===== Data =====

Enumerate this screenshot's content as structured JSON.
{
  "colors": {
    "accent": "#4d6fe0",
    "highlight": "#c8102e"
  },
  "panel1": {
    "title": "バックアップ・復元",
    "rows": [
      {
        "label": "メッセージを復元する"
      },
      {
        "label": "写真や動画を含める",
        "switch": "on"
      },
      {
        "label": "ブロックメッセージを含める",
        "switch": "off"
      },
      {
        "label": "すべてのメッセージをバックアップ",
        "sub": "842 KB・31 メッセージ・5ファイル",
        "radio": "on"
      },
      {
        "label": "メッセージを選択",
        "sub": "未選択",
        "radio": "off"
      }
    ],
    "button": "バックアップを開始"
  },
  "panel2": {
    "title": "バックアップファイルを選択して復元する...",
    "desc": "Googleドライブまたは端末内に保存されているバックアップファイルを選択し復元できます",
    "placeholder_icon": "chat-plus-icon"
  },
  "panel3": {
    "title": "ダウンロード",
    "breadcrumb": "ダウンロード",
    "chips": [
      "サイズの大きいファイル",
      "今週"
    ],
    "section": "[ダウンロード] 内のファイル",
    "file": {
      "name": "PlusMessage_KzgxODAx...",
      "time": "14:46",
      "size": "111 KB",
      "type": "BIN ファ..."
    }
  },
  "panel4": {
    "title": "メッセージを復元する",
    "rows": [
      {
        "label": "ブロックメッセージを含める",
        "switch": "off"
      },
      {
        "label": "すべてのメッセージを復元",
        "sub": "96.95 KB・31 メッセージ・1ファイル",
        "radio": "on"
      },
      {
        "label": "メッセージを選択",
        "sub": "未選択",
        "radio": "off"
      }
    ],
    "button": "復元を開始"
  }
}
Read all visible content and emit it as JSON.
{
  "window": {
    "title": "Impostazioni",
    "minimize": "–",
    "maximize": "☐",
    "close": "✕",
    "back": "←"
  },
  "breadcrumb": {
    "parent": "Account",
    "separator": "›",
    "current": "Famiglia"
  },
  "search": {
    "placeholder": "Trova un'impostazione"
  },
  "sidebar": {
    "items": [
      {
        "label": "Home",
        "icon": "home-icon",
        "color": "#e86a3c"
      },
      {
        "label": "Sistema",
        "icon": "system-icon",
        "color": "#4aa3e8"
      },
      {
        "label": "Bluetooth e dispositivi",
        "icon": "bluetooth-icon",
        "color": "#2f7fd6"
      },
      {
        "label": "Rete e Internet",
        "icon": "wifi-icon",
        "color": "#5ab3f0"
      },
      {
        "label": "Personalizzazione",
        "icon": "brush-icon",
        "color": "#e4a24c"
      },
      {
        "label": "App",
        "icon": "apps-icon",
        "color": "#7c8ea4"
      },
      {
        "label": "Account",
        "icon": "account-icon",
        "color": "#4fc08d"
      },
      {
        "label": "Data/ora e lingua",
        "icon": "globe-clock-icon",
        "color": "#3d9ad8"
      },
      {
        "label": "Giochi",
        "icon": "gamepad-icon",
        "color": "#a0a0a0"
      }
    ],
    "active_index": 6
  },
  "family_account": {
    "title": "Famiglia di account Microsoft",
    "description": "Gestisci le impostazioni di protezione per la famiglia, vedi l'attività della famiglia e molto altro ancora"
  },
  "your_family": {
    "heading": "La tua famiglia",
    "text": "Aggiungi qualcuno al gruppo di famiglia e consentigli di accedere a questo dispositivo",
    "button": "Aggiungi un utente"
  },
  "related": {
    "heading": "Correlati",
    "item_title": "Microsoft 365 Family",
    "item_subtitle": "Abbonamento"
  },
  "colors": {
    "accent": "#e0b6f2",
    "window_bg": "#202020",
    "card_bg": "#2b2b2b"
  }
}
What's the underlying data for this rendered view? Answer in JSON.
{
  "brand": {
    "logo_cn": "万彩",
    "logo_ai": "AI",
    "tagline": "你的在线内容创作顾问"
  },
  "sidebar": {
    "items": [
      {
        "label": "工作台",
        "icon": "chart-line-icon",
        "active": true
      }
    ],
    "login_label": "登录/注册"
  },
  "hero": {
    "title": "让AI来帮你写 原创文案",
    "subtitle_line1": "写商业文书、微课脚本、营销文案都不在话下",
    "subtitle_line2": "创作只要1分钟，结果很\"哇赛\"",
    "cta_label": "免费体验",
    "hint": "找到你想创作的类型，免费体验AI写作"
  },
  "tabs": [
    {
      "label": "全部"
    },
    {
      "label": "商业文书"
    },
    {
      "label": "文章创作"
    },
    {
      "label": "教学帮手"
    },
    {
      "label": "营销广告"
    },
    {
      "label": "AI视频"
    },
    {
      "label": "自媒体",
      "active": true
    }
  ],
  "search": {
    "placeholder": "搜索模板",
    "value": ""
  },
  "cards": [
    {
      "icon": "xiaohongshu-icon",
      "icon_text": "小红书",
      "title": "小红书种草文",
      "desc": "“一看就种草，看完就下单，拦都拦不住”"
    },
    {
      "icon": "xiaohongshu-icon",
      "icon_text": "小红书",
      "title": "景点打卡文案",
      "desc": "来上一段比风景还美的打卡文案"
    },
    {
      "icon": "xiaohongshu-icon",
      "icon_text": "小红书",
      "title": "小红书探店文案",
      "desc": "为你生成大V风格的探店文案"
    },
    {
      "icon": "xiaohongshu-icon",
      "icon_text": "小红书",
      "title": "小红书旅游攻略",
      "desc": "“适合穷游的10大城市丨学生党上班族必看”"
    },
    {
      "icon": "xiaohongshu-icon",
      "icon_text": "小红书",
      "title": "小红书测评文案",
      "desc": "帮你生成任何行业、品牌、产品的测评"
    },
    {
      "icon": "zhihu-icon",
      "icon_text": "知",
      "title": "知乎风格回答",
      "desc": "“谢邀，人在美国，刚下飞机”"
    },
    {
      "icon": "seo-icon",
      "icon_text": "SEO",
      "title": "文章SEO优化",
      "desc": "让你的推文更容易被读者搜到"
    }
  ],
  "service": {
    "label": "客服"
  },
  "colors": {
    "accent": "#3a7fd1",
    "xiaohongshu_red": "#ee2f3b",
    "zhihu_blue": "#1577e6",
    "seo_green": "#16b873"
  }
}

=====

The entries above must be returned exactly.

Enumerate this screenshot's content as structured JSON.
{
  "colors": {
    "accent": "#4d6fe0",
    "highlight": "#c8102e"
  },
  "panel1": {
    "title": "バックアップ・復元",
    "rows": [
      {
        "label": "メッセージを復元する"
      },
      {
        "label": "写真や動画を含める",
        "switch": "on"
      },
      {
        "label": "ブロックメッセージを含める",
        "switch": "off"
      },
      {
        "label": "すべてのメッセージをバックアップ",
        "sub": "842 KB・31 メッセージ・5ファイル",
        "radio": "on"
      },
      {
        "label": "メッセージを選択",
        "sub": "未選択",
        "radio": "off"
      }
    ],
    "button": "バックアップを開始"
  },
  "panel2": {
    "title": "バックアップファイルを選択して復元する...",
    "desc": "Googleドライブまたは端末内に保存されているバックアップファイルを選択し復元できます",
    "placeholder_icon": "chat-plus-icon"
  },
  "panel3": {
    "title": "ダウンロード",
    "breadcrumb": "ダウンロード",
    "chips": [
      "サイズの大きいファイル",
      "今週"
    ],
    "section": "[ダウンロード] 内のファイル",
    "file": {
      "name": "PlusMessage_KzgxODAx...",
      "time": "14:46",
      "size": "111 KB",
      "type": "BIN ファ..."
    }
  },
  "panel4": {
    "title": "メッセージを復元する",
    "rows": [
      {
        "label": "ブロックメッセージを含める",
        "switch": "off"
      },
      {
        "label": "すべてのメッセージを復元",
        "sub": "96.95 KB・31 メッセージ・1ファイル",
        "radio": "on"
      },
      {
        "label": "メッセージを選択",
        "sub": "未選択",
        "radio": "off"
      }
    ],
    "button": "復元を開始"
  }
}
Read all visible content and emit it as JSON.
{
  "window": {
    "title": "Impostazioni",
    "minimize": "–",
    "maximize": "☐",
    "close": "✕",
    "back": "←"
  },
  "breadcrumb": {
    "parent": "Account",
    "separator": "›",
    "current": "Famiglia"
  },
  "search": {
    "placeholder": "Trova un'impostazione"
  },
  "sidebar": {
    "items": [
      {
        "label": "Home",
        "icon": "home-icon",
        "color": "#e86a3c"
      },
      {
        "label": "Sistema",
        "icon": "system-icon",
        "color": "#4aa3e8"
      },
      {
        "label": "Bluetooth e dispositivi",
        "icon": "bluetooth-icon",
        "color": "#2f7fd6"
      },
      {
        "label": "Rete e Internet",
        "icon": "wifi-icon",
        "color": "#5ab3f0"
      },
      {
        "label": "Personalizzazione",
        "icon": "brush-icon",
        "color": "#e4a24c"
      },
      {
        "label": "App",
        "icon": "apps-icon",
        "color": "#7c8ea4"
      },
      {
        "label": "Account",
        "icon": "account-icon",
        "color": "#4fc08d"
      },
      {
        "label": "Data/ora e lingua",
        "icon": "globe-clock-icon",
        "color": "#3d9ad8"
      },
      {
        "label": "Giochi",
        "icon": "gamepad-icon",
        "color": "#a0a0a0"
      }
    ],
    "active_index": 6
  },
  "family_account": {
    "title": "Famiglia di account Microsoft",
    "description": "Gestisci le impostazioni di protezione per la famiglia, vedi l'attività della famiglia e molto altro ancora"
  },
  "your_family": {
    "heading": "La tua famiglia",
    "text": "Aggiungi qualcuno al gruppo di famiglia e consentigli di accedere a questo dispositivo",
    "button": "Aggiungi un utente"
  },
  "related": {
    "heading": "Correlati",
    "item_title": "Microsoft 365 Family",
    "item_subtitle": "Abbonamento"
  },
  "colors": {
    "accent": "#e0b6f2",
    "window_bg": "#202020",
    "card_bg": "#2b2b2b"
  }
}
What's the underlying data for this rendered view? Answer in JSON.
{
  "brand": {
    "logo_cn": "万彩",
    "logo_ai": "AI",
    "tagline": "你的在线内容创作顾问"
  },
  "sidebar": {
    "items": [
      {
        "label": "工作台",
        "icon": "chart-line-icon",
        "active": true
      }
    ],
    "login_label": "登录/注册"
  },
  "hero": {
    "title": "让AI来帮你写 原创文案",
    "subtitle_line1": "写商业文书、微课脚本、营销文案都不在话下",
    "subtitle_line2": "创作只要1分钟，结果很\"哇赛\"",
    "cta_label": "免费体验",
    "hint": "找到你想创作的类型，免费体验AI写作"
  },
  "tabs": [
    {
      "label": "全部"
    },
    {
      "label": "商业文书"
    },
    {
      "label": "文章创作"
    },
    {
      "label": "教学帮手"
    },
    {
      "label": "营销广告"
    },
    {
      "label": "AI视频"
    },
    {
      "label": "自媒体",
      "active": true
    }
  ],
  "search": {
    "placeholder": "搜索模板",
    "value": ""
  },
  "cards": [
    {
      "icon": "xiaohongshu-icon",
      "icon_text": "小红书",
      "title": "小红书种草文",
      "desc": "“一看就种草，看完就下单，拦都拦不住”"
    },
    {
      "icon": "xiaohongshu-icon",
      "icon_text": "小红书",
      "title": "景点打卡文案",
      "desc": "来上一段比风景还美的打卡文案"
    },
    {
      "icon": "xiaohongshu-icon",
      "icon_text": "小红书",
      "title": "小红书探店文案",
      "desc": "为你生成大V风格的探店文案"
    },
    {
      "icon": "xiaohongshu-icon",
      "icon_text": "小红书",
      "title": "小红书旅游攻略",
      "desc": "“适合穷游的10大城市丨学生党上班族必看”"
    },
    {
      "icon": "xiaohongshu-icon",
      "icon_text": "小红书",
      "title": "小红书测评文案",
      "desc": "帮你生成任何行业、品牌、产品的测评"
    },
    {
      "icon": "zhihu-icon",
      "icon_text": "知",
      "title": "知乎风格回答",
      "desc": "“谢邀，人在美国，刚下飞机”"
    },
    {
      "icon": "seo-icon",
      "icon_text": "SEO",
      "title": "文章SEO优化",
      "desc": "让你的推文更容易被读者搜到"
    }
  ],
  "service": {
    "label": "客服"
  },
  "colors": {
    "accent": "#3a7fd1",
    "xiaohongshu_red": "#ee2f3b",
    "zhihu_blue": "#1577e6",
    "seo_green": "#16b873"
  }
}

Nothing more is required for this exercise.